For those that are younger than myself, I considered this historic picture of Mr. Nixon, with the recent debates leading up Tuesday's Election Night. Policy aside, this sweat-wiping moment crushed any confidence that his viewing audience may have had in him, while those listening to him on the radio thought he had the superior position over Mr. Kennedy. You know the tagline, "Never let them see you sweat"? People apparently really don't like to see this, and they mean it. It crushed him.
This famous debate was an important one for many reasons. After this sweaty disaster, came the concept of "styling". Televised debates were a new concept then, and while ones intentions and policies were so important, things soon morphed into more. John Kennedy has his agenda, but he also had charisma and charm. He had a lifestyle, not to mention a super-fabulous wife. The Marketing of Politics were now born. I think I was trying to make a point in here when I pulled this aside. It has me thinking about the parallels of politics historically, and with the now even-newer forms of media.
Some people are saying that we as a Nation are becoming more politically divided than ever. While I can't say if this is true or not, I think our social intentions have shifted greatly, and will continue to do so. Everything is so different. People are more informed than ever, with up-to-date information just a few clicks away. What we do with this information remains to be seen in this new dawn.
When America was founded, 85% of Americans were were farmers. After the Civil War, well over half of the workers in the South were still farmers. The then-Democratic Party was the party that represented the interests of rural farming America, while the then-Republican Party represented the interests of wealthy industrialists and urban liberals. Though the Democratic party was far more popular in the South, it was considered a worker's party in the North, as well. It championed States' rights while it was the Republican Party that strengthened the Federal government, and promoted federalism and centralization (I did not come up with this, I am quoting from here). The Democratic Party worked to use federal tax money to redistribute wealth from the wealthy industrialized North down to the poor states of the South. Farmers and workers in the South saw the Democratic Party as a major means to help their weaker economy after the Civil War. Each of the two parties mentioned aligned themselves with their strengths, and somehow worked together to make sure everyone was represented.

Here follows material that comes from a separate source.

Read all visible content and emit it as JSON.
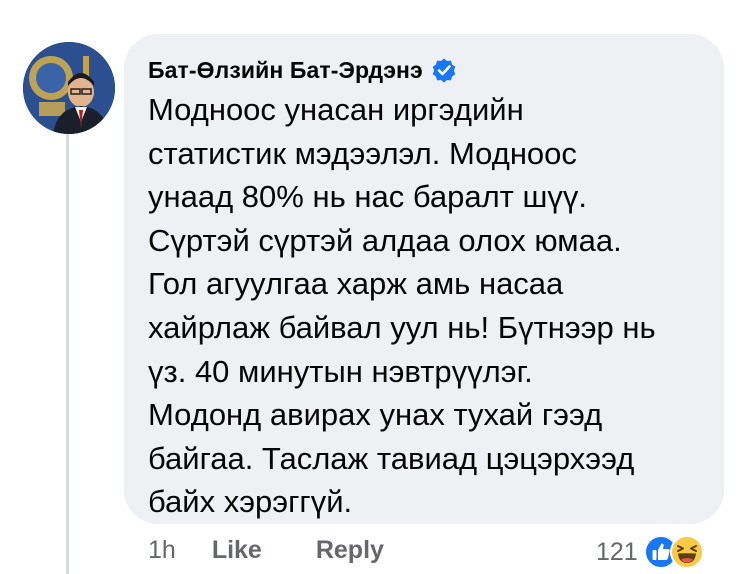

Somehow this has shifted. Here it is, 2012, and the Southern States appear (I'm looking at red and blue maps) to be unsupportive of the Democrats. This of course was a slow transition, and I'm finding it so interesting that we have collectively arrived at this place.